Loan Processing

In the banking and lending industry, loan applications and approvals are typically processed within 5 business days. This ensures borrowers receive timely decisions and allows financial institutions to manage their operations efficiently.

Project Deadlines

When managing projects, setting realistic deadlines is vital for success. Utilizing a five business day timeframe enables project managers to allocate resources, plan tasks, and communicate timelines effectively.

Business Days vs. Working Days: Examining the Differences

While the disparities between business days and working days are evident, it is essential to highlight the key distinctions to avoid any confusion or misinterpretation. The following points outline the primary contrasts between these two concepts:

  • Definition: Business days are the standardized days of the week when official transactions occur, typically Monday to Friday, excluding weekends and public holidays. On the other hand, working days represent the specific days an individual is expected to work, which can vary relying on the organization and work arrangements.
  • Applicability: Business days are universally recognized across various industries and are crucial for financial, legal, and administrative activities. Working days are more specific to individual organizations or work environments, and their significance may vary accordingly.
  • Flexibility: Business days follow a fixed pattern, whereas working days offer flexibility and can be tailored to suit organizational needs, employee preferences, and industry requirements.
  • Impact on Operations: Business days directly impact the operational processes, particularly in sectors such as banking, where transactions and services are regulated by the availability of business days. Working days primarily influence the day-to-day functioning of organizations and the completion of tasks by employees.
  • Legal Implications: While business days often have legal implications, such as deadlines for filing documents or responding to legal actions, working days focus more on employee schedules and productivity.
  • Wider Scope: Business days have a broader scope and are relevant to the overall functioning of various sectors. Working days, although important, pertain more to individual organizations and their internal operations.

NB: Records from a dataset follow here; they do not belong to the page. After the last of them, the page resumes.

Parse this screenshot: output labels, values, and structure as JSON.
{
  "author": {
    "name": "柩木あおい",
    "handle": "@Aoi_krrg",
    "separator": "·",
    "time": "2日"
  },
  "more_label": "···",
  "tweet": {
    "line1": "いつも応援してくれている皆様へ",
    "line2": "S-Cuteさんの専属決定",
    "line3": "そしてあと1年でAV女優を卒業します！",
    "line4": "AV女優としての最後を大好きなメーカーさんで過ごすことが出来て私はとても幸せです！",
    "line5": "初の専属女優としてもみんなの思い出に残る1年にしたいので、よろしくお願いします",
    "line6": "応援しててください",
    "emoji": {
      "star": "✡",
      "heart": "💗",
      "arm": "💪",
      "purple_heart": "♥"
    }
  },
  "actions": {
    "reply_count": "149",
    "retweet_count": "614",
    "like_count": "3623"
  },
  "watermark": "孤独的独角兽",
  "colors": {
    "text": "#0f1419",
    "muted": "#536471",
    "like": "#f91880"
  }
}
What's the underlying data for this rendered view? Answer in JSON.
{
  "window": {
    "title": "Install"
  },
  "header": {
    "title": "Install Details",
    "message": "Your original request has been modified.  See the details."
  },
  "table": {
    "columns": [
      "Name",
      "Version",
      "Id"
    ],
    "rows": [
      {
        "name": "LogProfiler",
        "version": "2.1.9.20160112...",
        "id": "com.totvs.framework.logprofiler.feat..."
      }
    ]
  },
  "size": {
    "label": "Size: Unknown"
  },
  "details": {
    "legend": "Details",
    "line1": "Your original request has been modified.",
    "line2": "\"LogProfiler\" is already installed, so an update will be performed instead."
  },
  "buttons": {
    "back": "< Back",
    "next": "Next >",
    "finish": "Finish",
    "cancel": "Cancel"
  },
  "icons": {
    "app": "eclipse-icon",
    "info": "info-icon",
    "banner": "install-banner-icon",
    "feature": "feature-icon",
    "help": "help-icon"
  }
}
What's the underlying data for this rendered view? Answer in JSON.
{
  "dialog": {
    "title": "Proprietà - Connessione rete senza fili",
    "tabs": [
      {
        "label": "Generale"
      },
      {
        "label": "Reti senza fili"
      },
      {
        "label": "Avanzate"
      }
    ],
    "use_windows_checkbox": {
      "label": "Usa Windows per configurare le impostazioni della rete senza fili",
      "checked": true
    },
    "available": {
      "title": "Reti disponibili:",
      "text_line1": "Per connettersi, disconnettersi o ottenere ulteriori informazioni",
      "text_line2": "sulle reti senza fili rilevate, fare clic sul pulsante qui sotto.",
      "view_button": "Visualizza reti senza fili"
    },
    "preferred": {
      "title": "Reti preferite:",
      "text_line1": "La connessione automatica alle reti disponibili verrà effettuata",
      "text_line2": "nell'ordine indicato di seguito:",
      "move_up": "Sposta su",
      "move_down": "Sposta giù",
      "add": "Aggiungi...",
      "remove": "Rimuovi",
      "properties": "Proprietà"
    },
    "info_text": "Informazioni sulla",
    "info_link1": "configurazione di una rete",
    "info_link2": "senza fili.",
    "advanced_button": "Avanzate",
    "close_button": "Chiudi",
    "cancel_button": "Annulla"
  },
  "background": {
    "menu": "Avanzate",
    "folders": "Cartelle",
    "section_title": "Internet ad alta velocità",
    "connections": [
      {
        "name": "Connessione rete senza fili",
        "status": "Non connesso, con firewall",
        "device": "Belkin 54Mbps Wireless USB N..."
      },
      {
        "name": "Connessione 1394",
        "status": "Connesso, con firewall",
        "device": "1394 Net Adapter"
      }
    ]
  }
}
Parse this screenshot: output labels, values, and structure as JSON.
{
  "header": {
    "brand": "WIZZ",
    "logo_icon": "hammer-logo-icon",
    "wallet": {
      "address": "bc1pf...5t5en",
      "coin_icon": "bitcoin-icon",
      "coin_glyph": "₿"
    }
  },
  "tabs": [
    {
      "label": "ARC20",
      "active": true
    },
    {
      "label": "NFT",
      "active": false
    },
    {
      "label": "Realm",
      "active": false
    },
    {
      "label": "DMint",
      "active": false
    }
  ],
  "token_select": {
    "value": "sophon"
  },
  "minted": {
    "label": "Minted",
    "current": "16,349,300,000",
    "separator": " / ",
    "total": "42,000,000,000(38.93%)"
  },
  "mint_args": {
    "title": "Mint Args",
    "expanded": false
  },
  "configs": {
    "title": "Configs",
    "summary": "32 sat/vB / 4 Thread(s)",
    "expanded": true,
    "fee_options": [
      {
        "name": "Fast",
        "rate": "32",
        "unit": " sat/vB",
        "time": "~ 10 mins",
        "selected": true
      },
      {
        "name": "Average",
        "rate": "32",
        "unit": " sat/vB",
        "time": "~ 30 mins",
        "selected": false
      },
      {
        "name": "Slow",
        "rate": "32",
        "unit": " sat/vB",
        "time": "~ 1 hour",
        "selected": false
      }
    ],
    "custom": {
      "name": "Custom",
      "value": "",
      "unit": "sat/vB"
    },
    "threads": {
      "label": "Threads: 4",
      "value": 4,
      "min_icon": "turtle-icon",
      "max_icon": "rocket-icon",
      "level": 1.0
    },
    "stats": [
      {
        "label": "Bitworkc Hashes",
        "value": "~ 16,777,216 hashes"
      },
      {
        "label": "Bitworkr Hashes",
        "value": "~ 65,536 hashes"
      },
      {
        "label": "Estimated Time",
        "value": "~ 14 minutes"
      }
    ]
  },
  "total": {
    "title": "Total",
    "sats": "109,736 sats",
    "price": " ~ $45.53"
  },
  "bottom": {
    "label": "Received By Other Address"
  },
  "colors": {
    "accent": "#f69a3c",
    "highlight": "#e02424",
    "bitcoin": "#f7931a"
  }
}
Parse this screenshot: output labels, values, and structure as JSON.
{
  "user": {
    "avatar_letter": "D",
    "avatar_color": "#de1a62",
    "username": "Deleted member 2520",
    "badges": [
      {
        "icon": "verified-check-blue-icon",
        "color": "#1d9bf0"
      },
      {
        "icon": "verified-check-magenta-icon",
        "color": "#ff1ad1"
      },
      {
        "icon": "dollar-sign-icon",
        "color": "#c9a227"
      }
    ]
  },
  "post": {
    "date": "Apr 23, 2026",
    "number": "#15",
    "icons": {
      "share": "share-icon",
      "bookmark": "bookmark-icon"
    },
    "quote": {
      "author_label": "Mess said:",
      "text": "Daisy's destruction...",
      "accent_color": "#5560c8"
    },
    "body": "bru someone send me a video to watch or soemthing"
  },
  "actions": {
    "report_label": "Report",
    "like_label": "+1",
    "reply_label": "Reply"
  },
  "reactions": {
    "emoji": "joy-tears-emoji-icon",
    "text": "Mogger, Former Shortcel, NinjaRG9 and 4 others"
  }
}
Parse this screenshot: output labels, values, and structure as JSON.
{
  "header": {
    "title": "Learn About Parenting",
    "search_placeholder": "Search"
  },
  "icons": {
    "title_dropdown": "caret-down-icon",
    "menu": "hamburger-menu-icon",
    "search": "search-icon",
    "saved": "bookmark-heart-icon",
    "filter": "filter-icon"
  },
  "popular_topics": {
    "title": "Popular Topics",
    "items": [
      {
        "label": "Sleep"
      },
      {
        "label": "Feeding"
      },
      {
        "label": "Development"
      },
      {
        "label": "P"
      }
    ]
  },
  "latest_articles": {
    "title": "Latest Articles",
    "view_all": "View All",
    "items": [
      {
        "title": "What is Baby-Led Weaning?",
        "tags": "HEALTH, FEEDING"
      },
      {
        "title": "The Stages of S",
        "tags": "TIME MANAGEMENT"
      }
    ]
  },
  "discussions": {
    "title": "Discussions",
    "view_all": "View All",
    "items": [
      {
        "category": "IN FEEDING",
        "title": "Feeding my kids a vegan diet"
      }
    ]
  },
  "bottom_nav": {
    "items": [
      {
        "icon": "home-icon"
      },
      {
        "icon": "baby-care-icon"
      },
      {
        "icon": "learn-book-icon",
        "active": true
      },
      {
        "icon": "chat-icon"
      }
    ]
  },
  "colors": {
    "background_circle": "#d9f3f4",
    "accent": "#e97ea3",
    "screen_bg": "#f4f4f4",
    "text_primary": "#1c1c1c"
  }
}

Frequently Asked Questions (FAQs)

How does the 5 business day timeframe differ from regular calendar days?

The 5 business day timeframe excludes weekends (Saturday and Sunday) and public holidays, while regular calendar days include all days of the week.

Can the 5 business day timeframe vary in different countries?

The specific business days may vary from country to country based on their cultural practices and public holidays.

What happens if a public holiday falls within the 5 business day timeframe?

If a public holiday falls within the 5 business day timeframe, it is typically skipped, and the count resumes on the next business day.

Can businesses choose a different timeframe instead of 5 business days?

Yes, businesses have the flexibility to choose different timeframes based on their specific needs and requirements. However, the 5 business day timeframe is widely adopted and recognized across various industries.

Are weekends ever considered business days?

Generally, weekends (Saturday and Sunday) are not considered business days. However, certain exceptions may exist in specific industries or regions where weekends are treated as business days.

Is the 5 business day timeframe applicable to all types of transactions?

While the 5 business day timeframe is commonly used, certain transactions or processes may require longer or shorter timeframes based on complexity, industry regulations, or other factors.


Understanding the concept of 5 business days is essential for effective planning, decision-making, and managing business operations. This timeframe is crucial in various aspects, such as order processing, payment transactions, customer support, and project management. By considering the exclusion of weekends and public holidays, businesses can ensure accurate calculations and set realistic expectations. So, the next time you encounter the term “5 business days,” you’ll clearly understand what it entails and its significance in the business world.